I giggled when I read the headline and then… THE PICTURE?! Tears. There are just some things you can’t make up! LOL  A man  has been kicked off a jury in a civil trial after he tried to Facebook friend one of the [attractive] defendants. Hit the jump for more details!!

Wendy L.


Follow Tat WZA on Twitter/G+

article-2080598-0F4DADF700000578-629_224x377.jpgVioletta Milerman, the defendant


Jacob Jock sent a friend request to Violetta Milerman after jury questioning and being placed in the jury pool for a personal injury lawsuit resulting from a traffic accident in Florida. 

On his public Facebook page on December 12, Jock posted an update complaining about being called to jury duty, reports the The Sarasota Herald-Tribune.

He claims he made a mistake when he sent the friend request to the attractive defendant after using his smart phone to see whether he knew anyone involved in the trial – despite being warned by the judge not to use the internet to find out more on the trial. 

‘I accidentally friend requested her,’ Jock, who has his own business JJ Custom Screen Printing, told the Herald Tribune.

‘I didn’t think it was a big deal.
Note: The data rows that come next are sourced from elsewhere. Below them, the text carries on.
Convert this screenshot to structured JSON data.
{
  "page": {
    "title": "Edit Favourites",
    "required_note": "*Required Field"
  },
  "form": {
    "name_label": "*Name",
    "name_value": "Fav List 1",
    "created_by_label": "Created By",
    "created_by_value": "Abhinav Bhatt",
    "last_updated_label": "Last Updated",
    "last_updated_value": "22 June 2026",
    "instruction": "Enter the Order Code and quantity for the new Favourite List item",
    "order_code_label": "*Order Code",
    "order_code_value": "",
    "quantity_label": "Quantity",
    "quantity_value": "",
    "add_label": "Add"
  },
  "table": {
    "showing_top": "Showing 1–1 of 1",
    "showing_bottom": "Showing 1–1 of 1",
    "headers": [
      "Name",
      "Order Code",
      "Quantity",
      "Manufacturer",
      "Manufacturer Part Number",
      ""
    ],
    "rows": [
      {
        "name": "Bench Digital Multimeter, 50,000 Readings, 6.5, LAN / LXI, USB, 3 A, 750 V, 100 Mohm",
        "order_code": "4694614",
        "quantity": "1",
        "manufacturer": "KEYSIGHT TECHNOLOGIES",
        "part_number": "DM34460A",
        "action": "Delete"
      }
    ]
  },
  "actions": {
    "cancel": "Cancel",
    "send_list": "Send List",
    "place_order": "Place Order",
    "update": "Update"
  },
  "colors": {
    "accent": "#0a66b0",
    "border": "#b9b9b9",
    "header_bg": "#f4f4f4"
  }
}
I didn’t think I would get picked for the jury.”

But he was selected to serve on the jury, and Milerman told her attorney about the friend request the next day. 

Jock was dismissed on day two of the trial and immediately took to Facebook.

‘Score … I got dismissed!! apparently they frown upon sending a friend request to the defendant… haha,’ Jock wrote, according to the Herald Tribune report. 

Jock initially denied sending the friend request on the social networking site, according to attorneys in the case.

But then he said it must have been an accident. 

An attorney on the case, Damian Mallard, told the Herald Tribune that Jock was ‘very close to going to jail’ for his actions.

Senior Circuit Judge Nancy Donnellan slammed him for violating her instructions on not to discuss the case or use the Internet to find out information. 

Another juror was selected to take Jock’s place.

Jurors in Texas and Britain who were caught out doing the same thing in the past have received community service and in some cases prison sentences.